ACTION ITEM |
Collect each line of the records containing the string "function".

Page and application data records
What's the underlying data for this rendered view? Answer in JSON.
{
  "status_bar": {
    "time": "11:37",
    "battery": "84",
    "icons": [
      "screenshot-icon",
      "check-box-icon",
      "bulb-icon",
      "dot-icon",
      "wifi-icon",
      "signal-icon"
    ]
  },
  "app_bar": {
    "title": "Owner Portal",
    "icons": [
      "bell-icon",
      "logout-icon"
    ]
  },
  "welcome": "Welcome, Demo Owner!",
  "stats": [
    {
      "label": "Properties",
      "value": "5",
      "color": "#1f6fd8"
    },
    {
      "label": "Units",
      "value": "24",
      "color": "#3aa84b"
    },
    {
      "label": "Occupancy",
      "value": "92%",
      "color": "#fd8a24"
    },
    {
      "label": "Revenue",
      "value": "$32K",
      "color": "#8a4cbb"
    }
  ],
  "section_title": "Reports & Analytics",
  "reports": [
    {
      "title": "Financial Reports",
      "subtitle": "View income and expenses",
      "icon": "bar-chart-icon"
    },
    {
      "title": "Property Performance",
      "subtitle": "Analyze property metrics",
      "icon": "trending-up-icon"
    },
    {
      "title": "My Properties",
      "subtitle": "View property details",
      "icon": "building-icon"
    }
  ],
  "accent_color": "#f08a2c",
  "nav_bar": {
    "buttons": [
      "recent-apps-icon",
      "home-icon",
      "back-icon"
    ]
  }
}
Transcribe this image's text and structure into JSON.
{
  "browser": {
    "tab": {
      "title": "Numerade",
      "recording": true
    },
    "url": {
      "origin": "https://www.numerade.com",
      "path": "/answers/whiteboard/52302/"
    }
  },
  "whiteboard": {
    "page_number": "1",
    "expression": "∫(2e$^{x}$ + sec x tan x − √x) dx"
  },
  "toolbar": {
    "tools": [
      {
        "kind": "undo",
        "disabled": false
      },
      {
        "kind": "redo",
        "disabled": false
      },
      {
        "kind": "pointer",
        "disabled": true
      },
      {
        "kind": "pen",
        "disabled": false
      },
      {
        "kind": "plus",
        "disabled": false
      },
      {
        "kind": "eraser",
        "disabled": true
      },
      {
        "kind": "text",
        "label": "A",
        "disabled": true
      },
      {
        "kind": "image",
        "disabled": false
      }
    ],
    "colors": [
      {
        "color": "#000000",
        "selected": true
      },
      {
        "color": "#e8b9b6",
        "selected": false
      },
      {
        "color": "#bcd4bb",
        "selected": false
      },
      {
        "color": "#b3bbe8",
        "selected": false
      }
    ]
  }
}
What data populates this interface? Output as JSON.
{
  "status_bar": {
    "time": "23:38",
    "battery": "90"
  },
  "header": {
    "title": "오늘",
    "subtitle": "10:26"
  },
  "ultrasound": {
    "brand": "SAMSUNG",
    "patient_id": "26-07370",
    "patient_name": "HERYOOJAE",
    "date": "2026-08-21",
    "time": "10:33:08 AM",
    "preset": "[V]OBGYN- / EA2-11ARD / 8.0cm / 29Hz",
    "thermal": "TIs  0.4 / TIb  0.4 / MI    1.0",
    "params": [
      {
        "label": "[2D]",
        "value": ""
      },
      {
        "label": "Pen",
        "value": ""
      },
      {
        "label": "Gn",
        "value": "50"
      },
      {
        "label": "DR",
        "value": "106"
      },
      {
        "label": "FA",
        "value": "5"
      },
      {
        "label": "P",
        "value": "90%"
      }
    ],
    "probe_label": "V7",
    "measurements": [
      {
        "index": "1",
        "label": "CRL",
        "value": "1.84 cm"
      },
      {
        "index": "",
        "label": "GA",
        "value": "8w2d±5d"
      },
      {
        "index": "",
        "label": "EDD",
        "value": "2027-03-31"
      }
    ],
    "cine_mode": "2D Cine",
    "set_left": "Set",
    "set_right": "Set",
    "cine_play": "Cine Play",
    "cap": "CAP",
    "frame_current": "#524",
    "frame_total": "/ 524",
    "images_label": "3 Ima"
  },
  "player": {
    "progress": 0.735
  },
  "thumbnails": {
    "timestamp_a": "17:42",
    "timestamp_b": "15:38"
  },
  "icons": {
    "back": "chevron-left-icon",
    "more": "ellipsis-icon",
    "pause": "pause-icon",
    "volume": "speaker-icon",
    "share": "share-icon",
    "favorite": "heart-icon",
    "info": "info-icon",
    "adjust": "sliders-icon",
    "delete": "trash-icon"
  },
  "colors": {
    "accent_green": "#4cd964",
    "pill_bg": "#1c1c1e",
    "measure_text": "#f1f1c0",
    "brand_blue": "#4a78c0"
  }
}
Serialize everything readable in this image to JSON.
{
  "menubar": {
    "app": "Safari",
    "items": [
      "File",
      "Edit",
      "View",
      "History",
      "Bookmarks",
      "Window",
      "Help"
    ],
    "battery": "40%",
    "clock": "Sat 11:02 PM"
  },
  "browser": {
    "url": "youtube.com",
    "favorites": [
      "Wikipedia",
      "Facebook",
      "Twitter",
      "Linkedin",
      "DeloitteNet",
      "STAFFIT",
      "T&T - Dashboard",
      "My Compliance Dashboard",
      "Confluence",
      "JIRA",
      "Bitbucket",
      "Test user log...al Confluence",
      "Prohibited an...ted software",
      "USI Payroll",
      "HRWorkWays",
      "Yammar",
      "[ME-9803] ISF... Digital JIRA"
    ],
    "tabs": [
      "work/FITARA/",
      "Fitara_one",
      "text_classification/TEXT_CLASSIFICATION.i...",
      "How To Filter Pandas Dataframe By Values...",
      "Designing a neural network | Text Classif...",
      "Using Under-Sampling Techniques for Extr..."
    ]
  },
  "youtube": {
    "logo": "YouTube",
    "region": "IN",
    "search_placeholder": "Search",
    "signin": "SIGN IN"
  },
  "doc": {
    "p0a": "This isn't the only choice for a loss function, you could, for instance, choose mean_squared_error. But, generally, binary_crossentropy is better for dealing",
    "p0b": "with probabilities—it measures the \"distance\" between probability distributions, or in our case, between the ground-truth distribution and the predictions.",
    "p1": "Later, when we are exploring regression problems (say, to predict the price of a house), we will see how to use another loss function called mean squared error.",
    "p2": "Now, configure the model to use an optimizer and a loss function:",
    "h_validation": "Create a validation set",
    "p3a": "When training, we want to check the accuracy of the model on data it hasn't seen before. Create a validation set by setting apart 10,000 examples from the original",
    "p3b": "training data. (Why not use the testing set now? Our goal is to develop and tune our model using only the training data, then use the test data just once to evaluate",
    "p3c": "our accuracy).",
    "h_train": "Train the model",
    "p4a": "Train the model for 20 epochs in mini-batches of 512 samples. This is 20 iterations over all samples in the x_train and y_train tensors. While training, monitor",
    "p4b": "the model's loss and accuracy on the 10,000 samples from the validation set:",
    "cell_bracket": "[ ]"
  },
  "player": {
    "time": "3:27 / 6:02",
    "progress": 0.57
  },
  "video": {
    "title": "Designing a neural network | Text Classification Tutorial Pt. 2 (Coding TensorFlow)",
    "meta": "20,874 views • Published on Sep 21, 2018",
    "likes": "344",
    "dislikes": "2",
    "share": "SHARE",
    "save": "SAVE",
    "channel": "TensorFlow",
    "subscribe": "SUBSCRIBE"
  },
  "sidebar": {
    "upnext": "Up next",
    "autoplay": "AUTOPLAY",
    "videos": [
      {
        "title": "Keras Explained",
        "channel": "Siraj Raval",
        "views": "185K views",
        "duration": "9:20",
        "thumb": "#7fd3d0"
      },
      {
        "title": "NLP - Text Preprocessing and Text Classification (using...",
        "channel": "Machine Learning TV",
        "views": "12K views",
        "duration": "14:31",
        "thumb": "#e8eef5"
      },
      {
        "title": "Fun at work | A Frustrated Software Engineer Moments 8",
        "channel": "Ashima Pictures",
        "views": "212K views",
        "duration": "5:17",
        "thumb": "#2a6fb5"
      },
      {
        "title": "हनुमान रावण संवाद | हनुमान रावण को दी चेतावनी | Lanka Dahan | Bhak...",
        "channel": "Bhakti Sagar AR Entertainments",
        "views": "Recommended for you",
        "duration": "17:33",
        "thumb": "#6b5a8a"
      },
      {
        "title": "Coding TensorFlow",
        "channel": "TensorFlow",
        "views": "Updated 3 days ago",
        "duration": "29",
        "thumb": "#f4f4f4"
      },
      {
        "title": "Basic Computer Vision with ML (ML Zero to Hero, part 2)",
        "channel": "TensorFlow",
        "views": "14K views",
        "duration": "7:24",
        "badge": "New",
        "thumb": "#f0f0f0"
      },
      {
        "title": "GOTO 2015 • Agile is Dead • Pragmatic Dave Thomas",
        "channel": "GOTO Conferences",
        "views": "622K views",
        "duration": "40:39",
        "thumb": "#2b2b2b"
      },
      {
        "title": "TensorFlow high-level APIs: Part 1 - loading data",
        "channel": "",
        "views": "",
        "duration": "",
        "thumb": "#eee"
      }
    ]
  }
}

REPLY TO THE TASK |
    "p0a": "This isn't the only choice for a loss function, you could, for instance, choose mean_squared_error. But, generally, binary_crossentropy is better for dealing",
    "p1": "Later, when we are exploring regression problems (say, to predict the price of a house), we will see how to use another loss function called mean squared error.",
    "p2": "Now, configure the model to use an optimizer and a loss function:",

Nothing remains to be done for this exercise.